— Task to complete —
Count how many lines of the data include "image". The answer is that number and nothing else.
** Material supplied follows **
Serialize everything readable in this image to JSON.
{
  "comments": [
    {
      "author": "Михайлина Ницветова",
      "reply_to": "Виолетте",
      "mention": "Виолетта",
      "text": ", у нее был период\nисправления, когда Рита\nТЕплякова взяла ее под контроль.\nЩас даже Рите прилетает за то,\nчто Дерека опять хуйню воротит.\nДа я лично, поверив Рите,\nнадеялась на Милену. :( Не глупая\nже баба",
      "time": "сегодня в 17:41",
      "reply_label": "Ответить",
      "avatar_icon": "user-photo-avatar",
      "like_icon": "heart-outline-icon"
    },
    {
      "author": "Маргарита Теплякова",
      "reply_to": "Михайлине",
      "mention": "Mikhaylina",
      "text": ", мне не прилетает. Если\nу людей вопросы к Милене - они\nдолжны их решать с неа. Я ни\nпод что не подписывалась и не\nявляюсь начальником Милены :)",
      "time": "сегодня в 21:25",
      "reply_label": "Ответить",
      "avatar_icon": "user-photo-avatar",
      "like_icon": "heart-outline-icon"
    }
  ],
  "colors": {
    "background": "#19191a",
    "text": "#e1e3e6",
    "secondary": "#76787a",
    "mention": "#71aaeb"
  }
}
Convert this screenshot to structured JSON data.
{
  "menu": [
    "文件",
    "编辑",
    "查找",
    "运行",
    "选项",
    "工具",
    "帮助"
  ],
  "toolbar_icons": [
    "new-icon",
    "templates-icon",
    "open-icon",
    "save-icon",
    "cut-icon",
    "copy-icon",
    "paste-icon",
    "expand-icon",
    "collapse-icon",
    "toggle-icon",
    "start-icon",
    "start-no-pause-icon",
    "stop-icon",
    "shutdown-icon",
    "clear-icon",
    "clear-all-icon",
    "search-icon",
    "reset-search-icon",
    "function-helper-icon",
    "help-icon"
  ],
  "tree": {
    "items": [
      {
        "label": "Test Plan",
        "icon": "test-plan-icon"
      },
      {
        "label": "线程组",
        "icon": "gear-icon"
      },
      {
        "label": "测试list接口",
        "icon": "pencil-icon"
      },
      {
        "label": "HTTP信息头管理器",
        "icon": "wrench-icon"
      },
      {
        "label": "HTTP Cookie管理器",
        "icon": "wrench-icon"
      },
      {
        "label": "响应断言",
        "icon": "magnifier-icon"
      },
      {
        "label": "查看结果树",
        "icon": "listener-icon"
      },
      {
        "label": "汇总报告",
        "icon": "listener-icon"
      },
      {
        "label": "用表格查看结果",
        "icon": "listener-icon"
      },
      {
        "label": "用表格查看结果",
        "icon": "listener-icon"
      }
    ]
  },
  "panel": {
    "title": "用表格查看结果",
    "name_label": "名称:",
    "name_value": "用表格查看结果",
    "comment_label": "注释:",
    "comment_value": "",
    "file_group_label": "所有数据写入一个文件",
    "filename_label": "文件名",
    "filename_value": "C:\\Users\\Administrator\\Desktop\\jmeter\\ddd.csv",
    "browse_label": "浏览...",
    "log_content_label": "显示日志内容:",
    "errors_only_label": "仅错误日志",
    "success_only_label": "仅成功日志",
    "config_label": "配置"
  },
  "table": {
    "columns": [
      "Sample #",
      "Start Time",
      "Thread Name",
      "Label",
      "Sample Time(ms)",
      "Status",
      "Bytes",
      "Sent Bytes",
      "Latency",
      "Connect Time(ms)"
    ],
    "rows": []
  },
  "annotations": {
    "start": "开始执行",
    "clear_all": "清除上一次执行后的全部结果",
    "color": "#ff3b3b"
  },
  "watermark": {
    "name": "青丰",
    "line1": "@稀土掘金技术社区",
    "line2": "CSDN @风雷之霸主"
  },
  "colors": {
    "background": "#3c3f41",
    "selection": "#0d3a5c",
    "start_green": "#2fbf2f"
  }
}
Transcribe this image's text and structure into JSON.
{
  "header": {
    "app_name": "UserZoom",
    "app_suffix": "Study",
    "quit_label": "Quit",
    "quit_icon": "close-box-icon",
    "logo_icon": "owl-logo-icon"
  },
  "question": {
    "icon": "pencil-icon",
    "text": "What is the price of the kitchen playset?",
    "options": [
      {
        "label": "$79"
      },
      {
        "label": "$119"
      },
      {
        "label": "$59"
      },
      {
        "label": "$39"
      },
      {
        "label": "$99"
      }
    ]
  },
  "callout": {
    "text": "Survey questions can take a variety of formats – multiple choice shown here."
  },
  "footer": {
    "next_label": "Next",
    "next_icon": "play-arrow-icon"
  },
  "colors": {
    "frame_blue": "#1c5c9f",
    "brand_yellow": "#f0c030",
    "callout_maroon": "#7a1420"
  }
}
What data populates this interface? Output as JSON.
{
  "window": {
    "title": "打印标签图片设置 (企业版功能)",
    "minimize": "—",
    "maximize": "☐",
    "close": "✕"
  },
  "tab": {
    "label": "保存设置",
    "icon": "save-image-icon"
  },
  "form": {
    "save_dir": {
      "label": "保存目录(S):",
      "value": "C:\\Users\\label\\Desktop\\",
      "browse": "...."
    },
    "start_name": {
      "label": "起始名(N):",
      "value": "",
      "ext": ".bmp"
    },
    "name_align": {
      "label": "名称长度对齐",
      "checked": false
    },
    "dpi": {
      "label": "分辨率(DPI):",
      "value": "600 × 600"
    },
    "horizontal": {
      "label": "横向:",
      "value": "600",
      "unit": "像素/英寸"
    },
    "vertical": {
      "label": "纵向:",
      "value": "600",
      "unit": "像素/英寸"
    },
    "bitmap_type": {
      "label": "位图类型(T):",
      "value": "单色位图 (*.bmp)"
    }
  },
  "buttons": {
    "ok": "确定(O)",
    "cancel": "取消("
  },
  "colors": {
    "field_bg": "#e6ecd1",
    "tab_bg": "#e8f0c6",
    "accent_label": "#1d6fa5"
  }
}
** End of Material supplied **
— Result —
3